### [Work order]
From the records that follow, copy every line in which "Enter" appears.

Records contained in a dataset
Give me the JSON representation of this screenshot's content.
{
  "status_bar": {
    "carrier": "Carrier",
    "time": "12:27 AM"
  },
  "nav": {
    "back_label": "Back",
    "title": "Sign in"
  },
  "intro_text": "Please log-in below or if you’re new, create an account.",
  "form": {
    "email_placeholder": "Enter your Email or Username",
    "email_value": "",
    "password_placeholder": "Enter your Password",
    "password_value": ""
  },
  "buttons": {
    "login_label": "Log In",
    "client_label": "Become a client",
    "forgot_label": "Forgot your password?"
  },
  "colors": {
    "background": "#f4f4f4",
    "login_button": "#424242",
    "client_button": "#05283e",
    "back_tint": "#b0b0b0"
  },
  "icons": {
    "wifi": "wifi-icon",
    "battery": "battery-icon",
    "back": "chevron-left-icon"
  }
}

### [Exercise solution]
    "email_placeholder": "Enter your Email or Username",
    "password_placeholder": "Enter your Password",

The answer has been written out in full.